▶ **Exercise data**:

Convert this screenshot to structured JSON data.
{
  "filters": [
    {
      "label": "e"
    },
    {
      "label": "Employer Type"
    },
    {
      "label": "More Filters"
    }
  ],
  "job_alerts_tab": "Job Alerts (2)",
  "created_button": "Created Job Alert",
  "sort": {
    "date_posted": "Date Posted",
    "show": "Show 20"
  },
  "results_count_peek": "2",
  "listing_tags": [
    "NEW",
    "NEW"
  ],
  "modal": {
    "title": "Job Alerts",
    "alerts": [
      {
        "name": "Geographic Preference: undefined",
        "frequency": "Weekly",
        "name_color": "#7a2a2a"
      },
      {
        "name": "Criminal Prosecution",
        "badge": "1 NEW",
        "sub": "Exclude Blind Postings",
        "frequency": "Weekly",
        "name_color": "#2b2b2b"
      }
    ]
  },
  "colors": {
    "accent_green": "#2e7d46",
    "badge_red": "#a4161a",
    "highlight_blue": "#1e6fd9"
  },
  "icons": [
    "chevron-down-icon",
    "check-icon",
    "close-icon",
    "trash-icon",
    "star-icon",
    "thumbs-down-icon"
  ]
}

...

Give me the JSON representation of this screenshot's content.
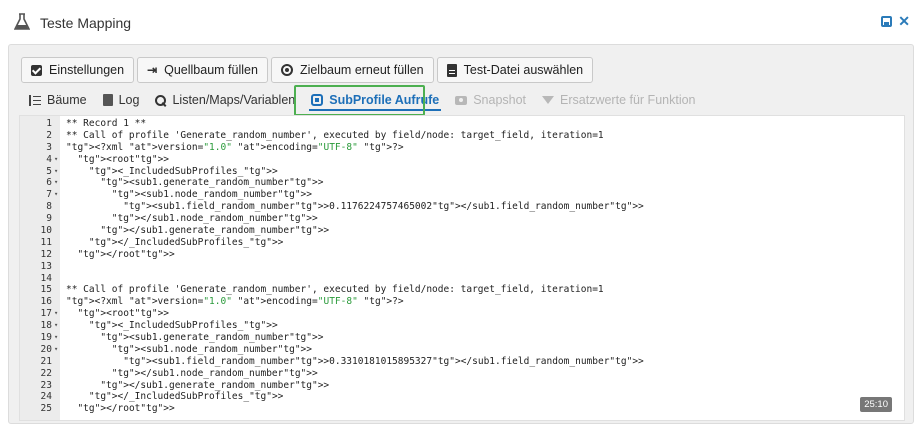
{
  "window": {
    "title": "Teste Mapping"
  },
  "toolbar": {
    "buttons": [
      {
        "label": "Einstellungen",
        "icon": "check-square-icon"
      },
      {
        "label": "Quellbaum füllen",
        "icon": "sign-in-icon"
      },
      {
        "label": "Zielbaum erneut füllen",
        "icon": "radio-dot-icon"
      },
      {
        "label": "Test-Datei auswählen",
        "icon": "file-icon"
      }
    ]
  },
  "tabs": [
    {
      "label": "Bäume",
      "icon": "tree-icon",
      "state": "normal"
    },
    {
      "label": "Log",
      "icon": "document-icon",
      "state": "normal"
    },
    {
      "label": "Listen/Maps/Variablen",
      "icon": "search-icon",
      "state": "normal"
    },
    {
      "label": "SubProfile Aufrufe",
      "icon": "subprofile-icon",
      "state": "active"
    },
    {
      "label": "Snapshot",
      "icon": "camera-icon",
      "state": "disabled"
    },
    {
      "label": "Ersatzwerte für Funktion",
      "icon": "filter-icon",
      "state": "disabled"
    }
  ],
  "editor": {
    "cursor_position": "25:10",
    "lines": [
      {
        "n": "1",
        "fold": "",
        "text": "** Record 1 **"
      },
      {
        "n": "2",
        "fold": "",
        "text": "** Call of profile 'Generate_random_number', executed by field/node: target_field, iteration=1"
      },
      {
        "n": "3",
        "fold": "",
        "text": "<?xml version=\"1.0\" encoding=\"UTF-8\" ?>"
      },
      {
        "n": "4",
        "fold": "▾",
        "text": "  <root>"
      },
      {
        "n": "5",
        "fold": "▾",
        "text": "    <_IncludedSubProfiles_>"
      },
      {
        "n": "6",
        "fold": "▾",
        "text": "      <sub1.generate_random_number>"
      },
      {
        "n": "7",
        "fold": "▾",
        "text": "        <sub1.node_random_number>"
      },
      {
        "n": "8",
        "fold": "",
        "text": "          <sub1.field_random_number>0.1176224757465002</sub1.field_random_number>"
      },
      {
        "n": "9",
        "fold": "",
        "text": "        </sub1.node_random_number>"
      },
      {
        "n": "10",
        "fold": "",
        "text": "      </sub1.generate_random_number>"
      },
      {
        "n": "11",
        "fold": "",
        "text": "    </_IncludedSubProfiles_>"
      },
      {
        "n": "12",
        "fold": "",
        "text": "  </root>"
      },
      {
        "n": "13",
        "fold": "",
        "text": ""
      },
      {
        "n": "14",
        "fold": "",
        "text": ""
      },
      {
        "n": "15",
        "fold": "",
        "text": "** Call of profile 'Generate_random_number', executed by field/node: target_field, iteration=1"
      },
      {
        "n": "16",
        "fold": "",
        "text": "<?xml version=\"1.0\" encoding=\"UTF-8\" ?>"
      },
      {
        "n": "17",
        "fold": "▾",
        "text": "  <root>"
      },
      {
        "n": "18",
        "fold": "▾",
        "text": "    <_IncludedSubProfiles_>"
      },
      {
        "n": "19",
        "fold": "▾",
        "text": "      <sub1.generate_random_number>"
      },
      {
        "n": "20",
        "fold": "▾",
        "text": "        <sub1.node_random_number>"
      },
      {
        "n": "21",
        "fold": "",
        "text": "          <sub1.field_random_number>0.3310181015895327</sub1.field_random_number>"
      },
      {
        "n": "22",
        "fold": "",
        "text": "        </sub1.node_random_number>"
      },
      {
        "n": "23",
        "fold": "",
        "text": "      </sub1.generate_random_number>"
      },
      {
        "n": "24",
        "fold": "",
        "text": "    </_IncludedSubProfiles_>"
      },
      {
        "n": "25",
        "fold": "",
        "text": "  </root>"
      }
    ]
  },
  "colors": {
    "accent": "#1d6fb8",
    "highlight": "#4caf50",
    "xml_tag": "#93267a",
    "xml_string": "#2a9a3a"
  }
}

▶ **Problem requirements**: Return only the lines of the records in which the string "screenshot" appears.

▶ **Final answer**:
Convert this screenshot to structured JSON data.
Give me the JSON representation of this screenshot's content.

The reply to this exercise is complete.